When the string "JSON" is part of a line in the data below, report the whole line.

Material provided below:

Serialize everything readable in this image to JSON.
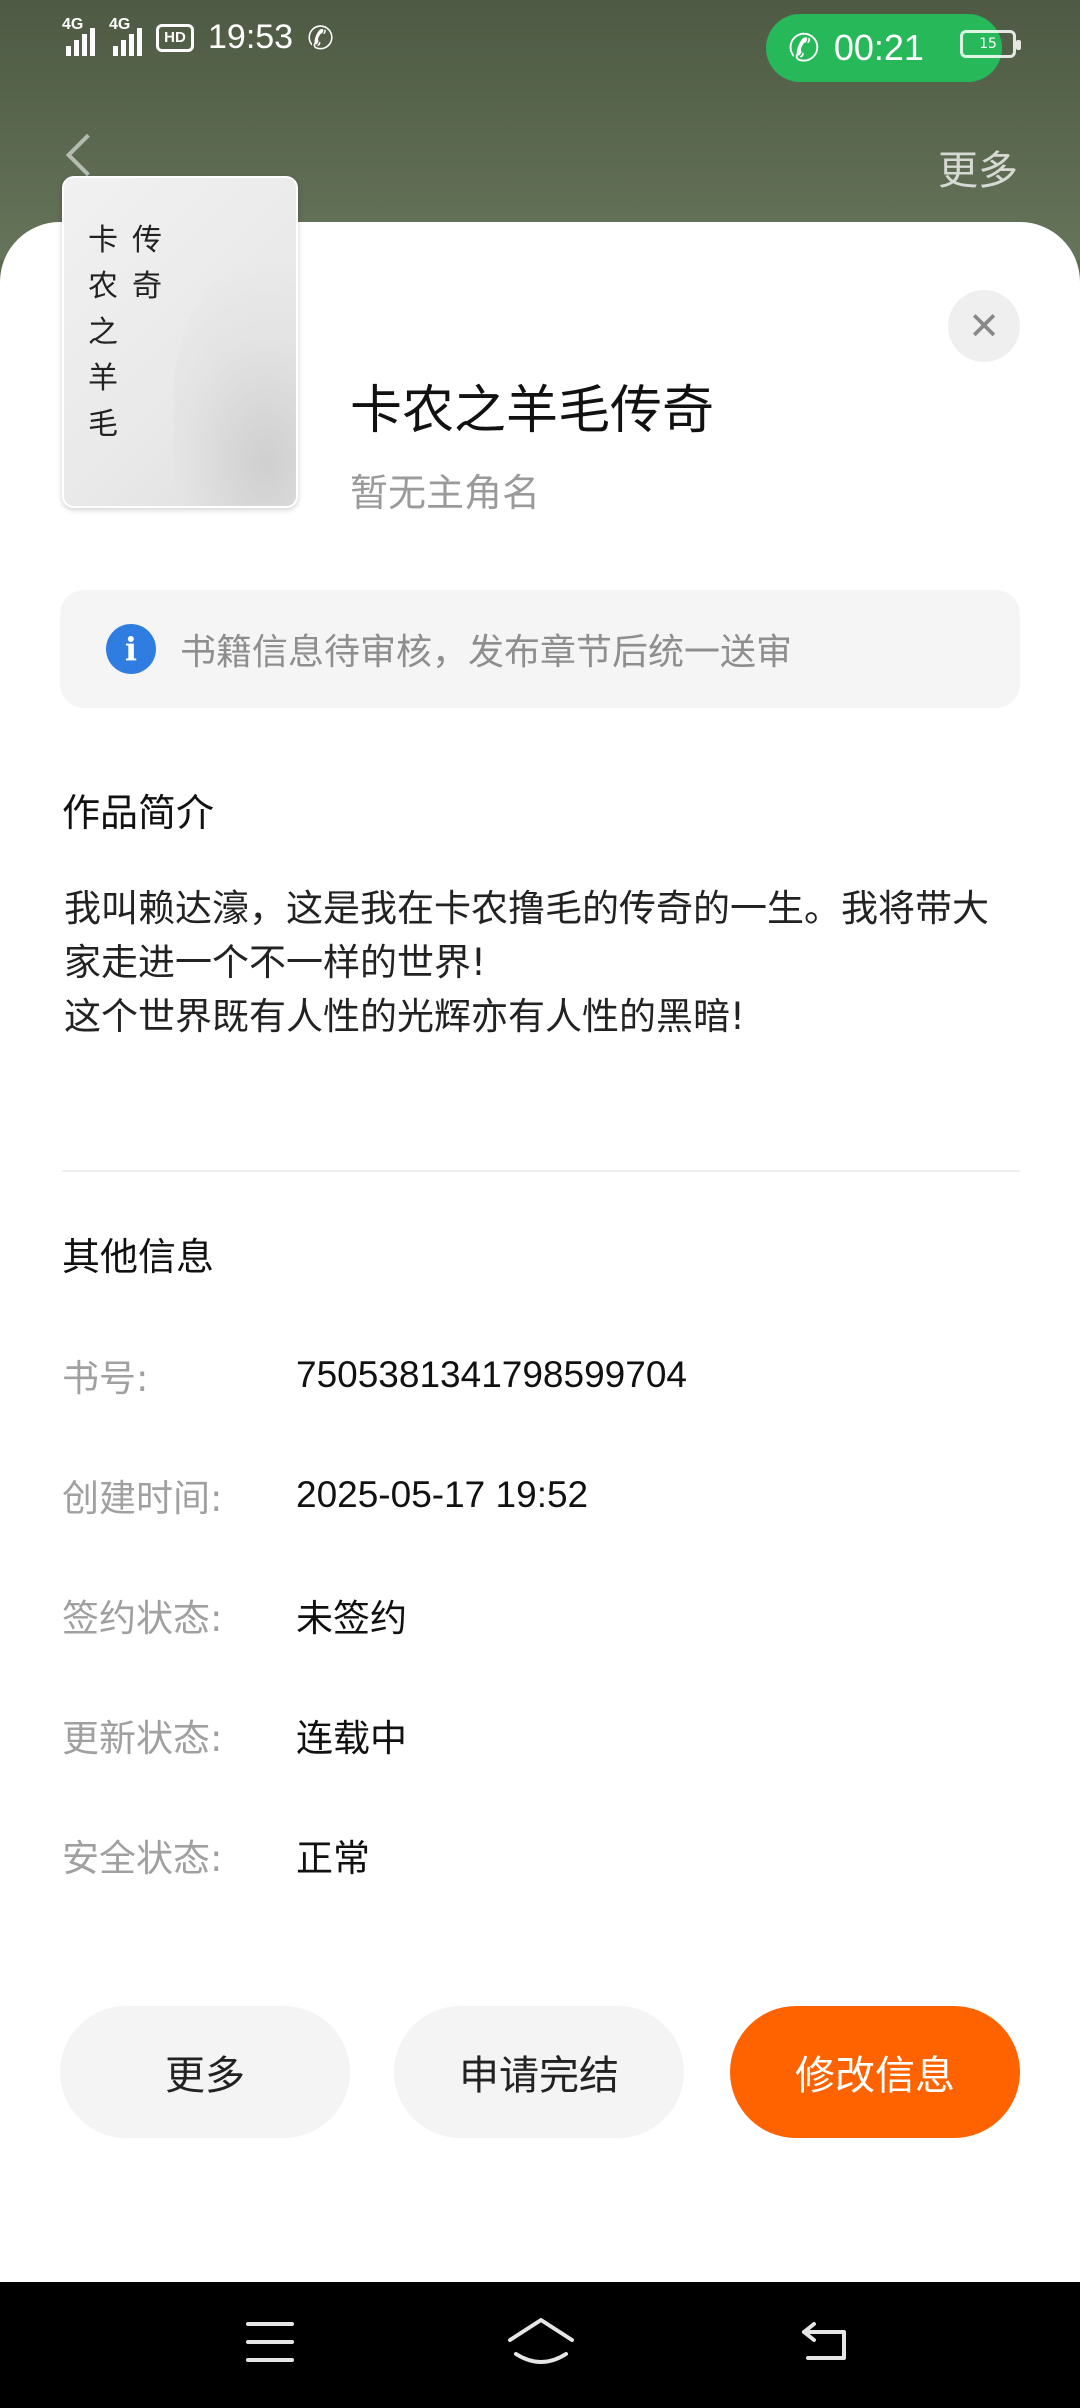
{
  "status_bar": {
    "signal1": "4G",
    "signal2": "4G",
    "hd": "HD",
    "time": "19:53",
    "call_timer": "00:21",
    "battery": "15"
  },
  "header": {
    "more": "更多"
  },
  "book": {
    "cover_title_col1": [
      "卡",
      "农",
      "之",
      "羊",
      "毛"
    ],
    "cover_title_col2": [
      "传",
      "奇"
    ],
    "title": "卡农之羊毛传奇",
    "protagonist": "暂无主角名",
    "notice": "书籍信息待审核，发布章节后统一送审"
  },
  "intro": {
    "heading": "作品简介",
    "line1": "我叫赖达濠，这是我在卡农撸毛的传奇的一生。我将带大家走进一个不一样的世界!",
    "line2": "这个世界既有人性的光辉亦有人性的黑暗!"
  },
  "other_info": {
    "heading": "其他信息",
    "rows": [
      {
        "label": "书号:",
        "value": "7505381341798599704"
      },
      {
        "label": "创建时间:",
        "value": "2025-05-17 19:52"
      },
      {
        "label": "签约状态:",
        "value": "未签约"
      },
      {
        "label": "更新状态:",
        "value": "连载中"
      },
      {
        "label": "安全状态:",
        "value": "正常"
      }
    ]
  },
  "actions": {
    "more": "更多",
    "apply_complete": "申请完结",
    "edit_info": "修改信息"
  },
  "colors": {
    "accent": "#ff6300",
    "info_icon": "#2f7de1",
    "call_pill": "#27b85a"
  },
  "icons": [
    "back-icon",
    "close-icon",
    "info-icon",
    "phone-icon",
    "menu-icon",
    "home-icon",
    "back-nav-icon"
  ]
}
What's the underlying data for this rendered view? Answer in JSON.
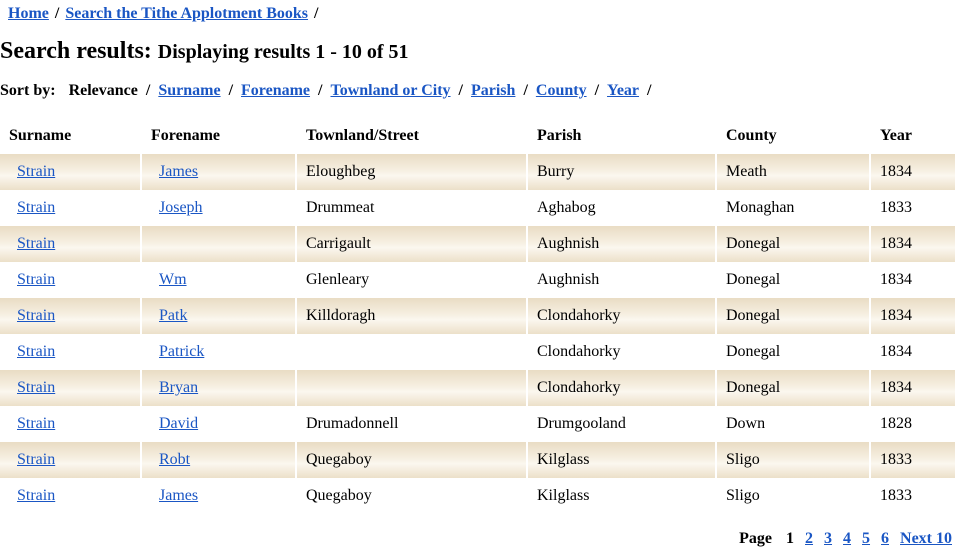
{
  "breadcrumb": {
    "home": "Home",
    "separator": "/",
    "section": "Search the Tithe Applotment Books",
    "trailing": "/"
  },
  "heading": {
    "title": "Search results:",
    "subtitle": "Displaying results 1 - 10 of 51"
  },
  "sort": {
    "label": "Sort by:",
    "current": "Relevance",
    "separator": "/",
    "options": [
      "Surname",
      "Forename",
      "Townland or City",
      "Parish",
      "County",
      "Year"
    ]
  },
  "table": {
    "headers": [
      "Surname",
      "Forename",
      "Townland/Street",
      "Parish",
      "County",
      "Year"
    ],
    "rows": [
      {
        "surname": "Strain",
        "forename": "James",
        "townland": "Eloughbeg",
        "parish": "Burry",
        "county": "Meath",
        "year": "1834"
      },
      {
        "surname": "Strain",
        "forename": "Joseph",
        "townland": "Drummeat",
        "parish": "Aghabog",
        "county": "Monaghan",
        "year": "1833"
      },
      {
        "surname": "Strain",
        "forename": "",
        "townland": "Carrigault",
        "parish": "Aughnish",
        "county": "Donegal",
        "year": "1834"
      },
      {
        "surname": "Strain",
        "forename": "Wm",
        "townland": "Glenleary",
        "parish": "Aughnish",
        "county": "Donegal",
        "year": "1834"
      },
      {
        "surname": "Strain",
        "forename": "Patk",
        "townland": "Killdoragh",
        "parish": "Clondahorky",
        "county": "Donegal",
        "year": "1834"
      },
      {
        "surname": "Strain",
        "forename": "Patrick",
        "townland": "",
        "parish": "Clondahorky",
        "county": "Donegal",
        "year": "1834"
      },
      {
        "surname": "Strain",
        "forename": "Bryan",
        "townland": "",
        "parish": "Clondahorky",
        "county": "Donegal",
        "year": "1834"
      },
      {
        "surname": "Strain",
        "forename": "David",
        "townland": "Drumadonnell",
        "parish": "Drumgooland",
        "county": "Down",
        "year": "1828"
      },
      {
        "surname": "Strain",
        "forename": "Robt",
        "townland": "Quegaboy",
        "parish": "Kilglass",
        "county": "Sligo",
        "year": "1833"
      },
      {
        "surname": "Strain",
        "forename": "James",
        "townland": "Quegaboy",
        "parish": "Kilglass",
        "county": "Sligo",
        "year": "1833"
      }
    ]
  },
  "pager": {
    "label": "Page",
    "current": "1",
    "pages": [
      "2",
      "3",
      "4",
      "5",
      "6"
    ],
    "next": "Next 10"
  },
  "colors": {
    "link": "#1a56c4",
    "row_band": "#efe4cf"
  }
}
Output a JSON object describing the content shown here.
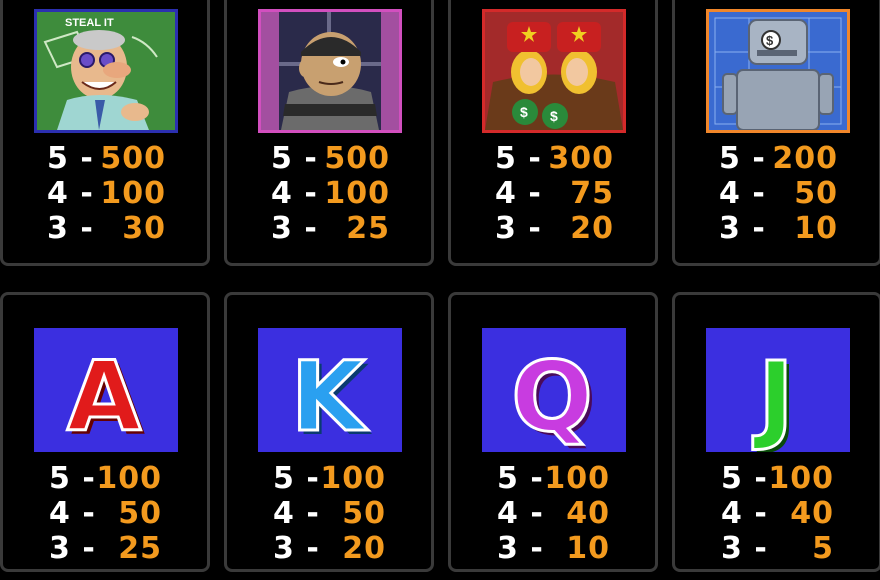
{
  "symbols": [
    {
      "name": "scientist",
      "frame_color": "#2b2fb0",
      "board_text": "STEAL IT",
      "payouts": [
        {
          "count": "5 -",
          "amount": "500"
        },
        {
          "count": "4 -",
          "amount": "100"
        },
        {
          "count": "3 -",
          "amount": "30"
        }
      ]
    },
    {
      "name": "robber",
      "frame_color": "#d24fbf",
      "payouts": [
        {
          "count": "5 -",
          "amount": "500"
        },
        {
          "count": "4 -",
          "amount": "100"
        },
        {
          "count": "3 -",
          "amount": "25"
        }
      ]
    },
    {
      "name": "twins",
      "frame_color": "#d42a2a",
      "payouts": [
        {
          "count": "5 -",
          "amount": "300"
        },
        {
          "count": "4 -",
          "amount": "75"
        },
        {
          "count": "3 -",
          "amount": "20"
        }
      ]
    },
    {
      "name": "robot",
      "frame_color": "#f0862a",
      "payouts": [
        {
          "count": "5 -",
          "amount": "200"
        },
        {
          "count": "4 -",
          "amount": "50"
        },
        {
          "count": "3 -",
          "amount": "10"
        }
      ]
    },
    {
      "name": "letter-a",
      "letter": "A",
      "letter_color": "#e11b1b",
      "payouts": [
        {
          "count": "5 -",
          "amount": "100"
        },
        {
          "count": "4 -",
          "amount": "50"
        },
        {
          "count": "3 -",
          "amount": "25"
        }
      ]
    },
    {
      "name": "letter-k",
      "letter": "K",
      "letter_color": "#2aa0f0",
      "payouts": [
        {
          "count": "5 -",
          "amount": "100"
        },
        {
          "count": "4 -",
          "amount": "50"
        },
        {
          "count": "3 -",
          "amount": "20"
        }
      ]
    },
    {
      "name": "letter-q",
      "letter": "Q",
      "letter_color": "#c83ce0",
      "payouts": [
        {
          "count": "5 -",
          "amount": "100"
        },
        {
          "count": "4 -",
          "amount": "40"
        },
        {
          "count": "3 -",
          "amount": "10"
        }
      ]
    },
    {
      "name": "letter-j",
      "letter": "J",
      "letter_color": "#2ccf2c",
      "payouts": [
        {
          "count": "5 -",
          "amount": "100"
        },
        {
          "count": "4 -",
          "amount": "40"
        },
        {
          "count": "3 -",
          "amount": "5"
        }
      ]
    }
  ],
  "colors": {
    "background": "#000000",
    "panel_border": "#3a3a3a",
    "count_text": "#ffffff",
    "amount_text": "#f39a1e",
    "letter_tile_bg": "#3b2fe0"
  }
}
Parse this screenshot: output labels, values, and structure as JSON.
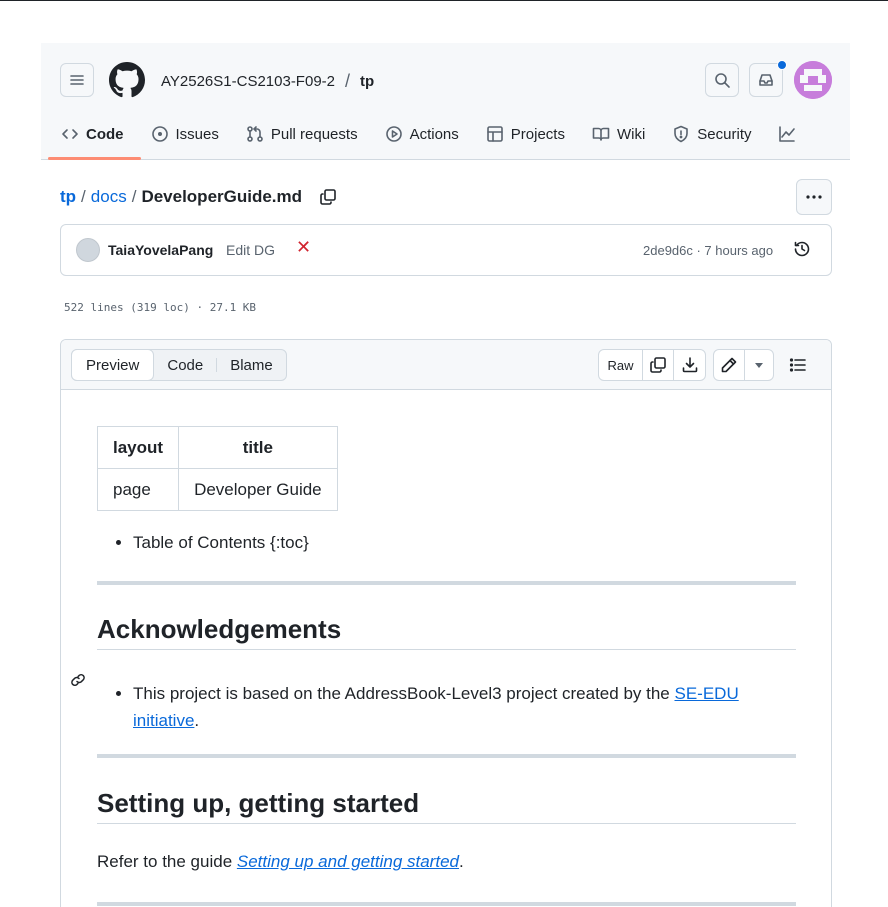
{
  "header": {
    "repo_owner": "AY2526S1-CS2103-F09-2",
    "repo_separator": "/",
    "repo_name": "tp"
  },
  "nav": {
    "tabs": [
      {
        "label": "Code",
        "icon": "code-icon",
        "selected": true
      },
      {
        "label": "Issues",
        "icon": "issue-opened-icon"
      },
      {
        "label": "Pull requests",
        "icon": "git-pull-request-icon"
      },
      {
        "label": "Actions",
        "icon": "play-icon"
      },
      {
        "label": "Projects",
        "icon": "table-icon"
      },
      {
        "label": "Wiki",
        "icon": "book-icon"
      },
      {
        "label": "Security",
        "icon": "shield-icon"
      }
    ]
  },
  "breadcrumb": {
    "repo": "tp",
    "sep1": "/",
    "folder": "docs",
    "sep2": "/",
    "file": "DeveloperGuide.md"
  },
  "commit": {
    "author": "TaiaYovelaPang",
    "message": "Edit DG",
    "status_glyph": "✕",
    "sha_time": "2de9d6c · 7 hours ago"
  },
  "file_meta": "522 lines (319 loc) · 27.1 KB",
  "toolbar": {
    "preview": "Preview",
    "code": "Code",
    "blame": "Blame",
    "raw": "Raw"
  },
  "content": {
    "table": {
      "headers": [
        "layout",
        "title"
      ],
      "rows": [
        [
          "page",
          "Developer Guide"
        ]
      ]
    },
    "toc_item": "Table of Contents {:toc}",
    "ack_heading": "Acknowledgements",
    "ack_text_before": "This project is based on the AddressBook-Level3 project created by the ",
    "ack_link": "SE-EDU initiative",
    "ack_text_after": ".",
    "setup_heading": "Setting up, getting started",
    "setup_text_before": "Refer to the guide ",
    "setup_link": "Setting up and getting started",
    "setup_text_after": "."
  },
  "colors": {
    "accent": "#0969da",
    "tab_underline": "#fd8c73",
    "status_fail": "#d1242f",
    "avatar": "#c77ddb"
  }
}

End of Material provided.

_Your response_:
Serialize everything readable in this image to JSON.
What's the underlying data for this rendered view? Answer in JSON.
Output a JSON object describing the content shown here.
Parse this screenshot: output labels, values, and structure as JSON.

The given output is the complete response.